Background: Infectious diseases have not seized to exist for it has been found that microorganisms like Clostridium defficile and Escherichia coli bacteria are capable of mutating. As a result, antibiotic resistant novel strains, such Clostridium difficile (C.diff) that cause devastating new disease continue to pose a problem. An early detection tool for such emergent strains and the evaluation of the most highly impacted geographic locations is critical to mitigate the burden of such condition. Much of the literature, however, has shown that while archived data has little predictive nature as well as limited geographic analysis capabilities. On the other hand, novel analytic tools, such as Google Trends, can provide insight into a potential outbreak and provide geographic disparities of illnesses relying on search volume. The purpose of this paper was to use Google Trends to evaluate its potential analytical ability for two infectious disease causing agent: C.diff and E.coli. Methods: Keywords C. diff and E.coli were used to evaluate search volume using Google Trend analysis. Regions of interest, Unites States and Europe, were systematically evaluated. Results: Results showed that in the United States eastern and southern geographic locations, such as Pennsylvania, Maryland, and Massachusetts had a higher search volume for both keywords, when compared to the entire country. Interestingly, these states also report the highest rate of E.coli and C.diff infected patients per year. Countries like Canada, and the United Kingdom also demonstrated a high search volume when compared to China or Russia, further reflecting current trends in such infection.

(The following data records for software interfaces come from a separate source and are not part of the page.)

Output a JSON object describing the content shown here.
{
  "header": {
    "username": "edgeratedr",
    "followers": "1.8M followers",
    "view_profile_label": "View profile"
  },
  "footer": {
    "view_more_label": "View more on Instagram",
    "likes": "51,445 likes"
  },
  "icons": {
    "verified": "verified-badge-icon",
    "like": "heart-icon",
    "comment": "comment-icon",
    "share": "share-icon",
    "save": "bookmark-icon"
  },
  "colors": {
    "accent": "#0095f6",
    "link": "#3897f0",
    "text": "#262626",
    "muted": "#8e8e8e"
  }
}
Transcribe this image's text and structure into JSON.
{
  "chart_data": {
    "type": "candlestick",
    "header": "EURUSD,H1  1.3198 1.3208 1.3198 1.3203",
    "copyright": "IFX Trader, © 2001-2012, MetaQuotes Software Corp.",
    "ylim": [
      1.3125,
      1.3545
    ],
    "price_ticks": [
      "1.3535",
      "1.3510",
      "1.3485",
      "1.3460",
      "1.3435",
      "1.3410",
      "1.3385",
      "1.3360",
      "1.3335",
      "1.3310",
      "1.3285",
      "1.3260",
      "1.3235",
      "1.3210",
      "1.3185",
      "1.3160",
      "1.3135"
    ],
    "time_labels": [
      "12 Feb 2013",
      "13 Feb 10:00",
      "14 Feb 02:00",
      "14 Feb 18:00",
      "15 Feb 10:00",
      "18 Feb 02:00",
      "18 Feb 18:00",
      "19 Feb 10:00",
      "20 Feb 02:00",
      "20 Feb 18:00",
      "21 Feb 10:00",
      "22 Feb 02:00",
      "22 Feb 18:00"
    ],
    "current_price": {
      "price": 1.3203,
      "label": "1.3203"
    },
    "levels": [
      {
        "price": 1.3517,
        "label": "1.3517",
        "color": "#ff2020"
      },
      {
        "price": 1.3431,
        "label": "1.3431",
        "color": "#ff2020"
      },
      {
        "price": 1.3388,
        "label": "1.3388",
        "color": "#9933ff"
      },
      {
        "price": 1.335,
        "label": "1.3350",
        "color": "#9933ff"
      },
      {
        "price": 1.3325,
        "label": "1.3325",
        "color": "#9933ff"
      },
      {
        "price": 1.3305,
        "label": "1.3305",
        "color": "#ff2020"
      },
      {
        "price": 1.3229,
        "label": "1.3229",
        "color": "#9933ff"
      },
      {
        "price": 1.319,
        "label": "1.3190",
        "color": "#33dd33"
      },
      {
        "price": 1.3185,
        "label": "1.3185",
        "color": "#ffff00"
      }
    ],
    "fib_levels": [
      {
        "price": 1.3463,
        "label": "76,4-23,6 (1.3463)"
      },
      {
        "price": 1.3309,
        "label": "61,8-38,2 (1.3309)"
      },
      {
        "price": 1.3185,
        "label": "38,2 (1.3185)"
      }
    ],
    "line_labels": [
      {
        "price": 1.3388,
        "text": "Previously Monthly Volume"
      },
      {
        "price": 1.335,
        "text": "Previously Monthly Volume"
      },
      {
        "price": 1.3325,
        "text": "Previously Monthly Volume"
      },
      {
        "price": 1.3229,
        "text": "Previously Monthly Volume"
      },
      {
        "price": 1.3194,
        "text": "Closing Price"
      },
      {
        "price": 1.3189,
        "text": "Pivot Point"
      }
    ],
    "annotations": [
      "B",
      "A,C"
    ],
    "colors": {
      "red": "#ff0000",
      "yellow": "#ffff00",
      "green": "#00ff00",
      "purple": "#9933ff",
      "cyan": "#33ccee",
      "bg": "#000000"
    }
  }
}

Conclusion: Similar to the literature noting the predictive power of Google Trends related to Flu and Lyme disease, the results of this study, demonstrate a potential relationship between search volume for such bacterial diseases and associated incidences across several countries.
"Real Time Data Analysis of Clostridium defficile and Echerichia coli,"
OSR Journal of Student Research: Vol. 4
, Article 2.
Available at: http://scholarworks.lib.csusb.edu/osr/vol4/iss1/2